Sulfur and the origins of life
Degree GrantorUniversity of Canterbury
Degree NameMaster of Science
Both organic and inorganic sulfur play an important role in fundamental contemporary biochemistry, suggesting that life's common ancestor used sulfur in its metabolism. In support of this idea is the widely held belief that present-day sulfurmetabolising thermophilic bacteria are the most primitive organisms within the biosphere. This thesis postulates that sulfur may have been important in the origins of life, and reports investigates several interesting and potentially prebiotic reactions involving sulfur. Three different types of chemistry were investigated. The formation of pyrophosphate from phosphate with thioesters over metal phosphate precipitates has been reported; this can be considered a biomimic of the important succinyl-CoA synthetase-catalysed reaction in the citric acid cycle of present-day organisms. The ability of ferrous sulfide and/or ferrous phosphate precipitates to catalyse pyrophosphate production with thioesters or metal ion-bound thioacids as condensing agents was investigated. No pyrophosphate production was detected, but interesting results regarding the effect of ferrous ions in solution and ferrous sulfide precipitates and ferrous phosphate precipitates on the rate of hydrolysis of thioacetic acid are reported. Ferrous ion- and sulfide ion-mediated redox chemistry of thioesters and metal-ion bound thioacids was investigated. The motivation for these experiments came from the involvement of thioesters in contemporary biochemical redox reactions. No ferrous ion- or sulfide ion-dependent redox chemistry was demonstrated. Finally amide bond formation between amines and metal ion-bound thioacids was investigated. It was discovered that nickel sulfide precipitates are efficient catalysts in this process.

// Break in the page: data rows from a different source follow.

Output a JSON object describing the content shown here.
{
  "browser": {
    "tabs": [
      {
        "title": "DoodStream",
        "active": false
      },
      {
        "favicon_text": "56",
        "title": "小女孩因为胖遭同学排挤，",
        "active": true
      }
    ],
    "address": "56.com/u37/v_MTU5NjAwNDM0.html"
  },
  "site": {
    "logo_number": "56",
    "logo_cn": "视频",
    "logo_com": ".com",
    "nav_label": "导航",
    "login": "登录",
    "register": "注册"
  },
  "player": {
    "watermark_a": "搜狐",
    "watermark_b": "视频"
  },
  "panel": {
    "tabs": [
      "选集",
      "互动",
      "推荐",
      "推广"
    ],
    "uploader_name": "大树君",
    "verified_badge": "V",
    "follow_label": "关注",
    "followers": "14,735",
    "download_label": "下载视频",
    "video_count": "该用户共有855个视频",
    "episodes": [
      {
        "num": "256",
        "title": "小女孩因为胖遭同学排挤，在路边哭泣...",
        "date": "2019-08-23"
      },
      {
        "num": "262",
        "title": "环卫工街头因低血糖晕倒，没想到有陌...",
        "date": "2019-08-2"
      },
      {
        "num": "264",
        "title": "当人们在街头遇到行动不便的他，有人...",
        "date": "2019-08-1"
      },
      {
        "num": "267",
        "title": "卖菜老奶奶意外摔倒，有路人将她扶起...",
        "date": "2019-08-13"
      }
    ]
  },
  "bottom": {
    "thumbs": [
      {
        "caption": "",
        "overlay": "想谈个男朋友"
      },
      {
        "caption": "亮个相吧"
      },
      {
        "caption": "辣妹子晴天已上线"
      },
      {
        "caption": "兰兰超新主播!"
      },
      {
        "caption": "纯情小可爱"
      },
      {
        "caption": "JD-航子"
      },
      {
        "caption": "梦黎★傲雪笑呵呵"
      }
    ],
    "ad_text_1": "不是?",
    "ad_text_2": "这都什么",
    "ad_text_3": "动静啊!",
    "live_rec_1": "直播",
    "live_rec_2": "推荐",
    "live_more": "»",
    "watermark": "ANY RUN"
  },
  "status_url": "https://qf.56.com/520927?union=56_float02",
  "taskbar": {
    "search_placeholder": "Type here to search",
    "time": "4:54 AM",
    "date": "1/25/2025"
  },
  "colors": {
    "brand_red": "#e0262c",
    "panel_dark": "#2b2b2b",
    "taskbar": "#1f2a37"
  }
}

Nickel sulfide would have been present in the oceans of primordial earth, and may therefore have been an important prebiotic catalyst in the origin of amide bonds in metabolism.